Something a little different happened this time. A few days into the journey, I received a call which informed me of some upsetting news, the news itself is irrelevant. My initial thoughts were questioning my ongoing participation. ‘How can I get home’, ‘CAN I get home’, ‘will getting home help?’. Then progressing, ‘would this have happened if I’d have come’, ‘I shouldn’t have come’, shit, where’s Swissport Lady when I need her?

Losing sleep pondering the above each night a physical fatigue started to creep in. Thoughts continued, ‘can I do this?’.

Waking each morning knowing you’re about to spend 3-5 hours riding (if you’re lucky), maybe walking up the same mountain is daunting. Knowing you’ll be doing this alone, while failing to process a deep sadness is incredibly prohibitive.

So, emotional distress aside (partly), here’s a couple more self inflicted fuckups...

Firstly, arriving in Nice, we tripped and fell onto ‘the sesh’.

Wayne’s Bar, dancing on tables, promenade-walking, elderly-Japanese-barkeep-forced-shot-sharing, beach-sleeping later I came around, climbed up from my pebble nest, reached for my phone to navigate home, gone, bank card gone.
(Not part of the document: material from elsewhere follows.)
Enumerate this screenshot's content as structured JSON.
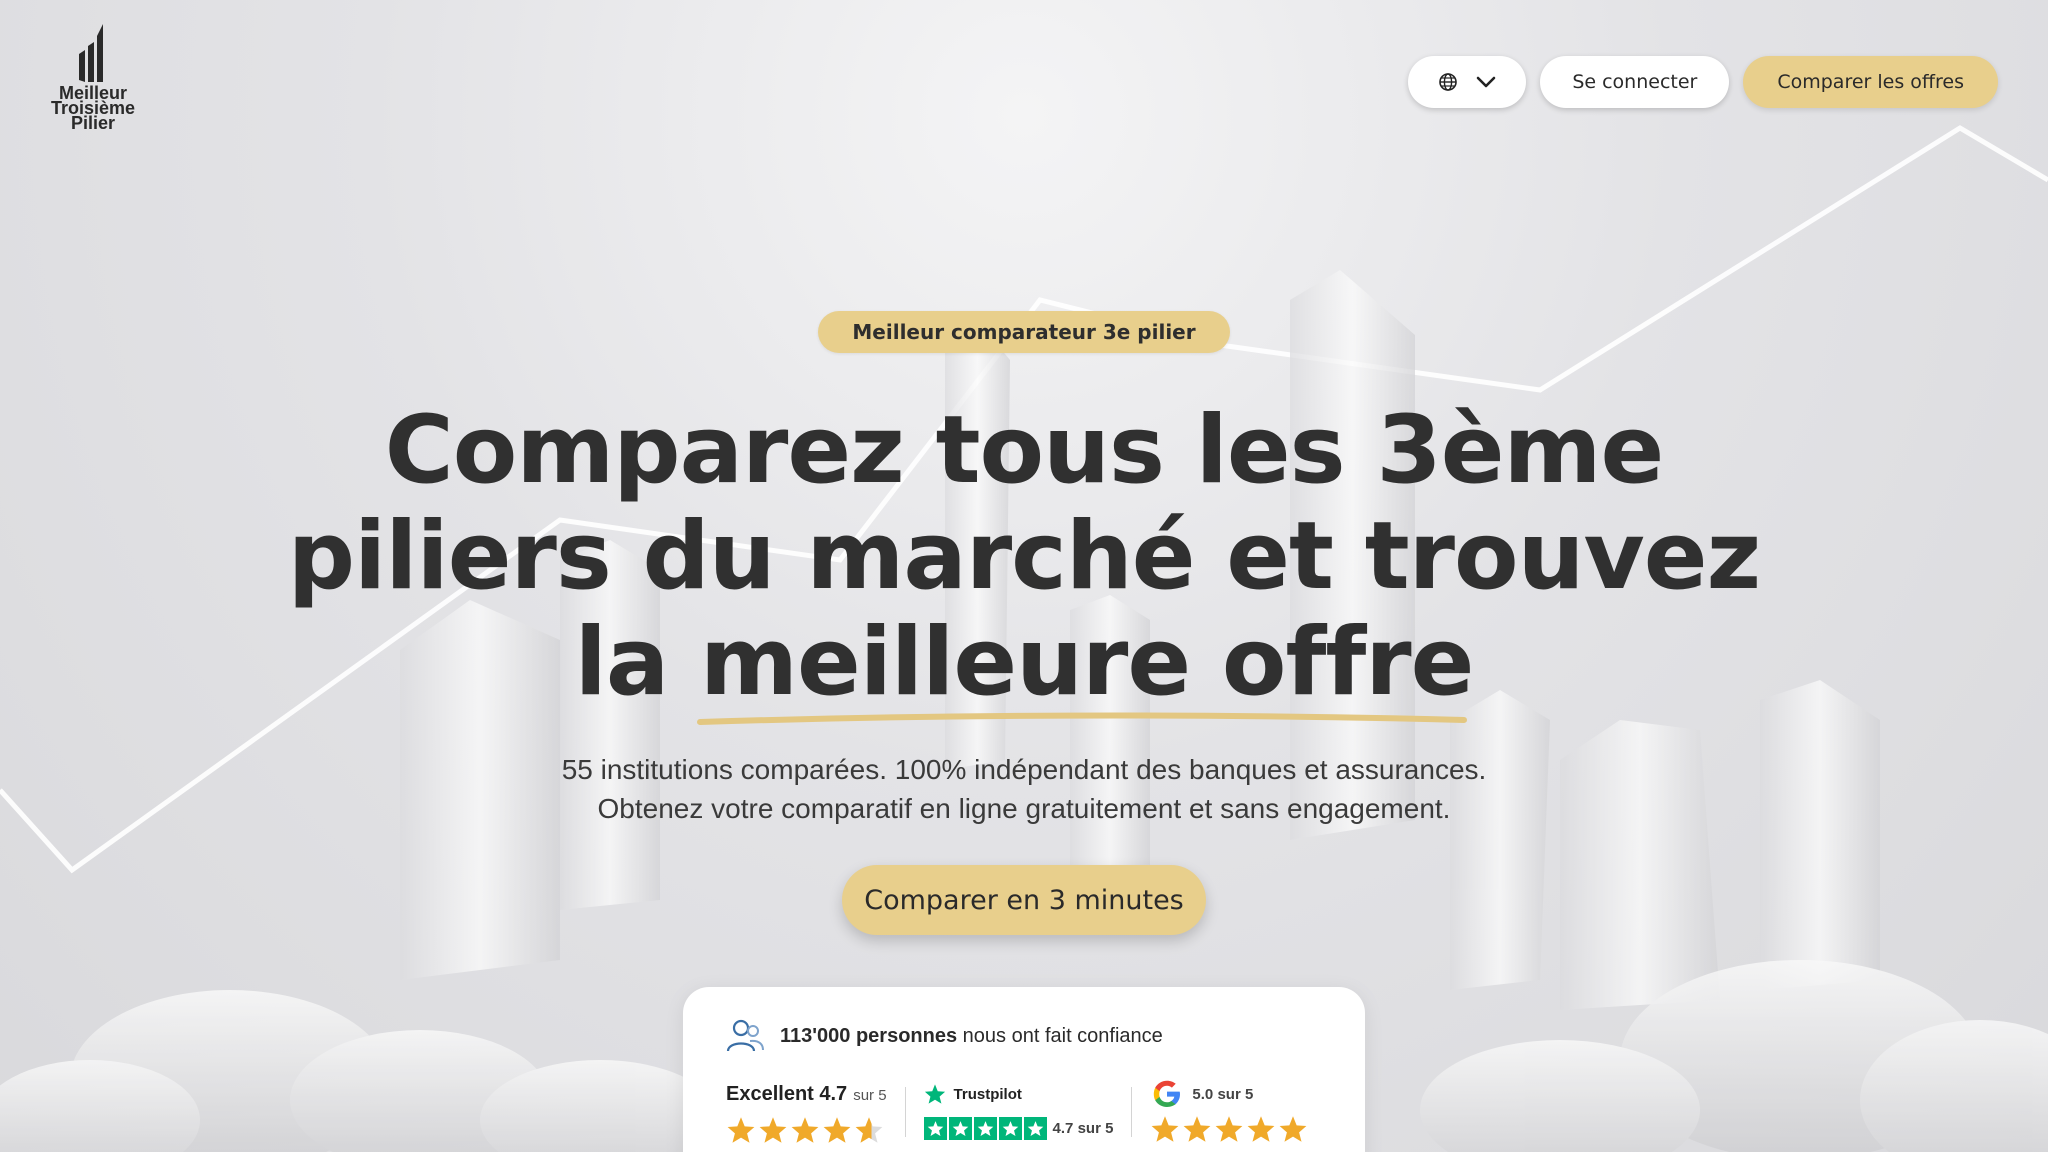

I’ll leave you to imagine the frustration of being lost abroad with no communication, or funds. I’m not prepared to relive it.
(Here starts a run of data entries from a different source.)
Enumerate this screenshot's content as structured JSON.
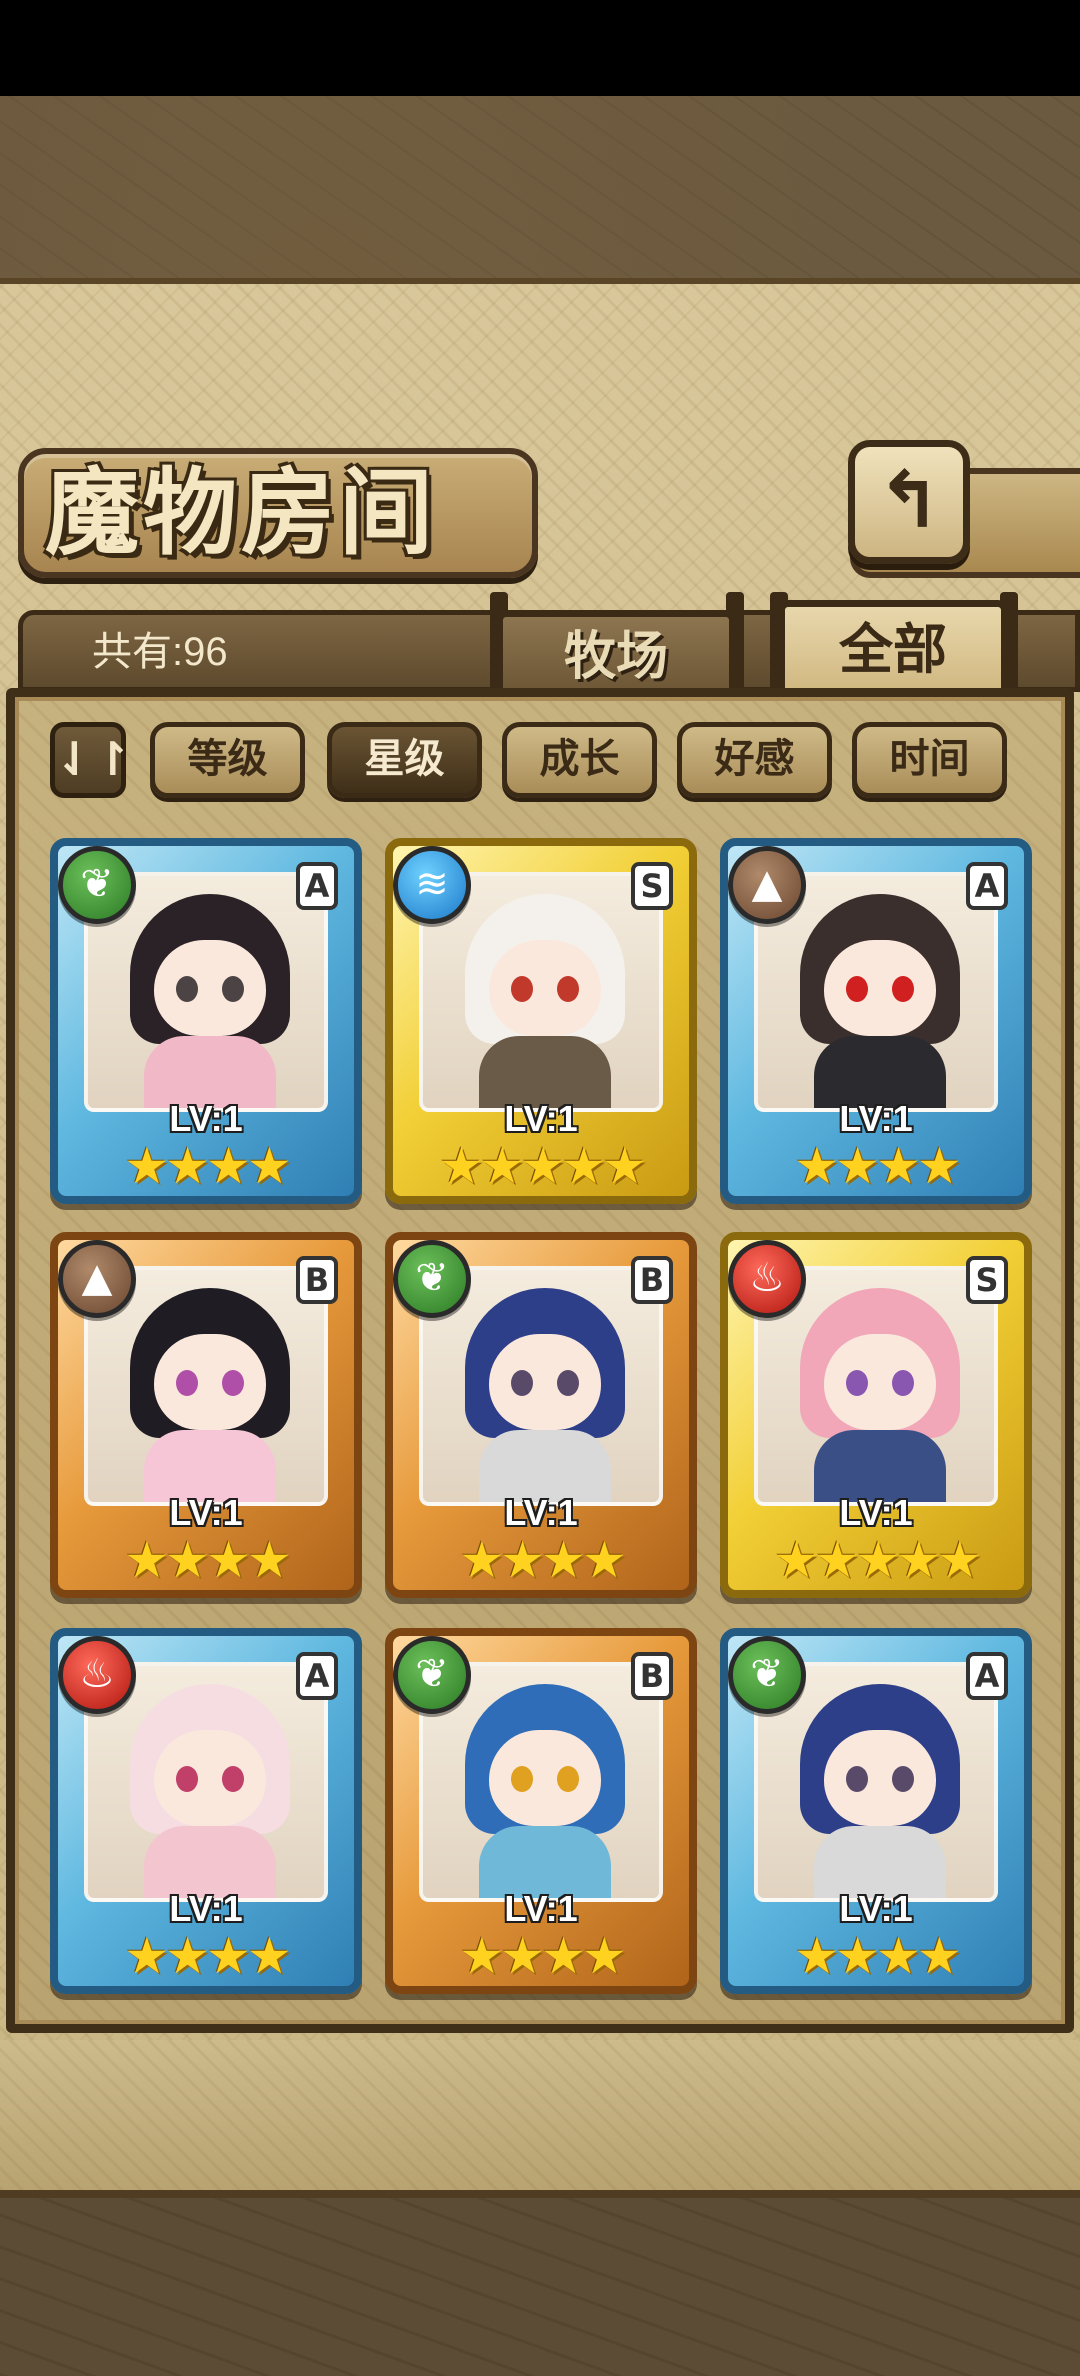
{
  "screen": {
    "title": "魔物房间",
    "back_icon": "back-arrow-icon"
  },
  "tabs": {
    "count_label": "共有:96",
    "ranch": "牧场",
    "all": "全部"
  },
  "sort": {
    "toggle_symbol": "⇃↾",
    "buttons": [
      "等级",
      "星级",
      "成长",
      "好感",
      "时间"
    ],
    "active_index": 1
  },
  "colors": {
    "rarity_A": "#5fb8e0",
    "rarity_S": "#f2cf35",
    "rarity_B": "#e79a3b"
  },
  "monsters": [
    {
      "rarity": "A",
      "element": "leaf",
      "element_glyph": "❦",
      "level": "LV:1",
      "stars": 4,
      "hair": "#2a2226",
      "outfit": "#f1b9c7",
      "eyes": "#4c4444"
    },
    {
      "rarity": "S",
      "element": "water",
      "element_glyph": "≋",
      "level": "LV:1",
      "stars": 5,
      "hair": "#f4f1ec",
      "outfit": "#6a5a48",
      "eyes": "#c0392b"
    },
    {
      "rarity": "A",
      "element": "earth",
      "element_glyph": "▲",
      "level": "LV:1",
      "stars": 4,
      "hair": "#3a2f2c",
      "outfit": "#2b2b2f",
      "eyes": "#d02020"
    },
    {
      "rarity": "B",
      "element": "earth",
      "element_glyph": "▲",
      "level": "LV:1",
      "stars": 4,
      "hair": "#1f1c24",
      "outfit": "#f6c6d6",
      "eyes": "#b04fa8"
    },
    {
      "rarity": "B",
      "element": "leaf",
      "element_glyph": "❦",
      "level": "LV:1",
      "stars": 4,
      "hair": "#2e3f8a",
      "outfit": "#d9d9d9",
      "eyes": "#5a4a6a"
    },
    {
      "rarity": "S",
      "element": "fire",
      "element_glyph": "♨",
      "level": "LV:1",
      "stars": 5,
      "hair": "#f1a7b8",
      "outfit": "#3a4f86",
      "eyes": "#8a57b0"
    },
    {
      "rarity": "A",
      "element": "fire",
      "element_glyph": "♨",
      "level": "LV:1",
      "stars": 4,
      "hair": "#f6dde2",
      "outfit": "#f3c6cf",
      "eyes": "#c0406a"
    },
    {
      "rarity": "B",
      "element": "leaf",
      "element_glyph": "❦",
      "level": "LV:1",
      "stars": 4,
      "hair": "#2f6db8",
      "outfit": "#6fb8d8",
      "eyes": "#e0a020"
    },
    {
      "rarity": "A",
      "element": "leaf",
      "element_glyph": "❦",
      "level": "LV:1",
      "stars": 4,
      "hair": "#2e3f8a",
      "outfit": "#d9d9d9",
      "eyes": "#5a4a6a"
    }
  ]
}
Lastly, leaving my hostel, collecting my proper box (oh yeah, not risking that, even with my return booking aboard the always lovely Jet2), spending the day on the beach, eating fancy (overpriced) salad, walking the 10km to the airport, finding a spot to sleep around 10pm, reaching inside my luggage to find my jumper... no jumper. In fact no clothing at all. It was back at the Hostel.

It’s surprising how quick you can walk 10km with a folded box gaffa taped to a bike, wearing flip flops, when your two favourite and irreplaceable hats are at risk.
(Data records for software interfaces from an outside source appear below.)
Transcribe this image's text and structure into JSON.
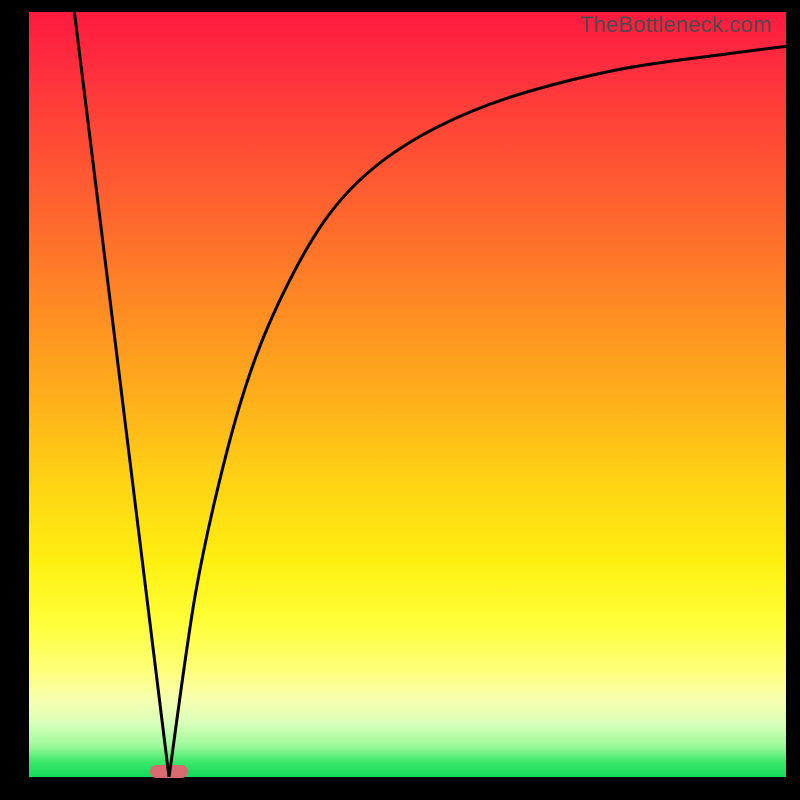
{
  "watermark": "TheBottleneck.com",
  "colors": {
    "frame": "#000000",
    "curve": "#000000",
    "marker": "#d96a6f",
    "gradient_top": "#ff1a3f",
    "gradient_bottom": "#14d95a"
  },
  "chart_data": {
    "type": "line",
    "title": "",
    "xlabel": "",
    "ylabel": "",
    "xlim": [
      0,
      100
    ],
    "ylim": [
      0,
      100
    ],
    "axes_visible": false,
    "grid": false,
    "background": "red-yellow-green vertical gradient",
    "marker": {
      "x_center": 18.5,
      "width_pct": 5,
      "y": 0
    },
    "series": [
      {
        "name": "left-line",
        "x": [
          6,
          18.5
        ],
        "y": [
          100,
          0
        ]
      },
      {
        "name": "right-curve",
        "x": [
          18.5,
          22,
          26,
          30,
          35,
          40,
          46,
          54,
          64,
          78,
          92,
          100
        ],
        "y": [
          0,
          24,
          42,
          55,
          66,
          74,
          80,
          85,
          89,
          92.5,
          94.5,
          95.5
        ]
      }
    ]
  }
}
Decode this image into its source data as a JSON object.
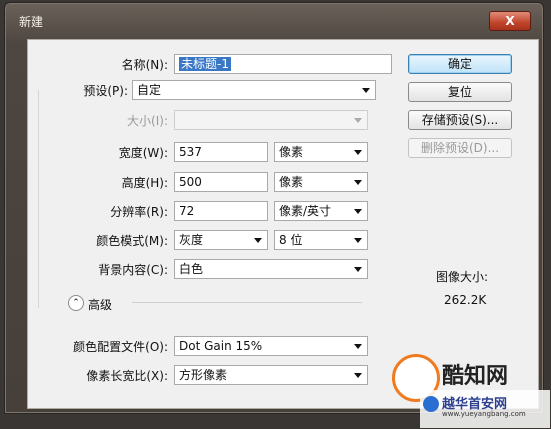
{
  "window": {
    "title": "新建",
    "close_label": "X"
  },
  "form": {
    "name_label": "名称(N):",
    "name_value": "未标题-1",
    "preset_label": "预设(P):",
    "preset_value": "自定",
    "size_label": "大小(I):",
    "size_value": "",
    "width_label": "宽度(W):",
    "width_value": "537",
    "width_unit": "像素",
    "height_label": "高度(H):",
    "height_value": "500",
    "height_unit": "像素",
    "resolution_label": "分辨率(R):",
    "resolution_value": "72",
    "resolution_unit": "像素/英寸",
    "color_mode_label": "颜色模式(M):",
    "color_mode_value": "灰度",
    "bit_depth_value": "8 位",
    "background_label": "背景内容(C):",
    "background_value": "白色",
    "advanced_label": "高级",
    "color_profile_label": "颜色配置文件(O):",
    "color_profile_value": "Dot Gain 15%",
    "pixel_aspect_label": "像素长宽比(X):",
    "pixel_aspect_value": "方形像素"
  },
  "buttons": {
    "ok": "确定",
    "reset": "复位",
    "save_preset": "存储预设(S)...",
    "delete_preset": "删除预设(D)..."
  },
  "info": {
    "image_size_label": "图像大小:",
    "image_size_value": "262.2K"
  },
  "watermark": {
    "brand": "酷知网",
    "brand2": "越华首安网",
    "url": "www.yueyangbang.com"
  },
  "colors": {
    "accent": "#3a78c6",
    "title_bar": "#5e564f"
  }
}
Reception was obviously closed, the door code unchanged, I gained access to my old room via a very confused African labourer, spent my last few euros on beer (breakfast is overrated), and walked back to the airport.

Actual lastly... Not a fuckup as such, but an amusing anecdote... Picture a cyclist, having had a stressful few days, four beers in and tucked up in his bivi on a beach. Said cyclist was aware you’re not supposed to sleep on the beach, but opted for a section in plain view, for security if you will, but also near some fellow rough sleepers, who’d probably had a significantly worse time recently, and who were also more likely to get ‘griefed by the law’.

I fell asleep quickly, vivid dreams rolling around my head, policemen approaching, dream me sits up, some French is exchanged and I’m handed a €60 fine.

Non-dream-me is startled by pebbles (street smarts, remember), was that someone jumping from the promenade? Is that someone running toward me? Pebbles signal louder.

“Monsieur, MONSIEUR!! RESTER RESTER” (Stay, stay)

From the darkness four armed policemen gesticulating wildly are approaching.

Shit. What fresh hell is this? Am I still asleep?

They get closer, very close, then pass me. A young guy sprints toward a rocky outcrop on the beach, at 3am, interesting time for exercise I think, heart racing, probably drunk, (me not him). I shuffle up my Thermarest, sit up and reach for my water.

“Monsieur, MONSIEUR!! RESTER”

“Anglais?” I meekly reply.

Nothing comes back.

“Arrêtez!” (Stop)

Oh I’m not moving. Thankfully their weapons are holstered. The young guy reaches the water, stops. The police pass me, ignoring my presence completely. Wrestle the runner to the ground and search the area. I wave as they wander back past, searchlights in hand, one offers a polite nod.

I wish to extend a huge thanks to Earthwell and WTB for supporting my travels, their products performed flawlessly and come highly recommended.


Further Images...


Fuji x100

Disposable Cameras

iPhone

Powered by SmugMug Log In